Can colophony asthma lead to fragrance reactions?

Last year I was exposed to colophony soldering fumes for about four weeks, and I started coughing daily and eventually had a very difficult time breathing. I sought medical attention and now have been diagnosed with Reactive Airways Disease, Asthma, and a Chemical Sensitivity requiring the office to be fragrance free. Oddly it's just man made chemicals that cause an asthma attack, especially fragrances. I've never had any of the above medical diagnosis
Occupational Asthma, Specialist, 9/4/2018, 9/4/2018,

Colophony is a sensitising agent which can cause occupational asthma. There should be a latent interval from first exposure to first symptom which is usually more than 4 weeks, unless you have been exposed to colophony before, sensitisation would be less likely. If you are sensitised there should be a regular improvement when away from exposure, for instance on days away from work. Colophony (or pine resins) are sometimes present in commercial products as a fragrance, but is unrelated to general fragrances, which sometimes upset asthmatic via unclear (non-allergic) mechanisms. It is almost impossible to avoid all fragrance exposure in modern life.
Reactive airways disease (or RADS) is asthma which follows a single large exposure to an irritant, and then leaves the sufferer with ordinary asthma afterwards, without sensitisation. I think that very high exposures are needed to cause irritant reactions, which have been described in existing asthmatics, but not as a cause of RADS.
Chemical sensitivity is a loose term, but is generally taken as reactions to unrelated chemicals by non-allergic mechanisms. A mild form of this is common in asthmatics, and can usually be managed by standard asthma inhalers. Fragrances are getting more of a problem, as some are genetically engineered enzymes and many of secret formulation, making attempts at specific diagnoses very difficult

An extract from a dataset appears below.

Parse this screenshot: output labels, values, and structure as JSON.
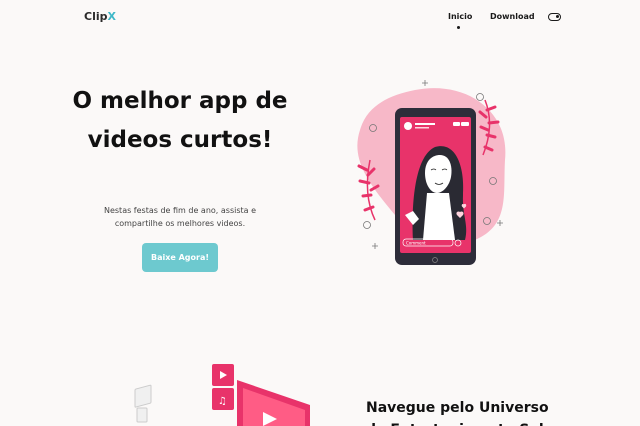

Please sign in or register to add your thoughts.

Oasys and occupational asthma smoke logo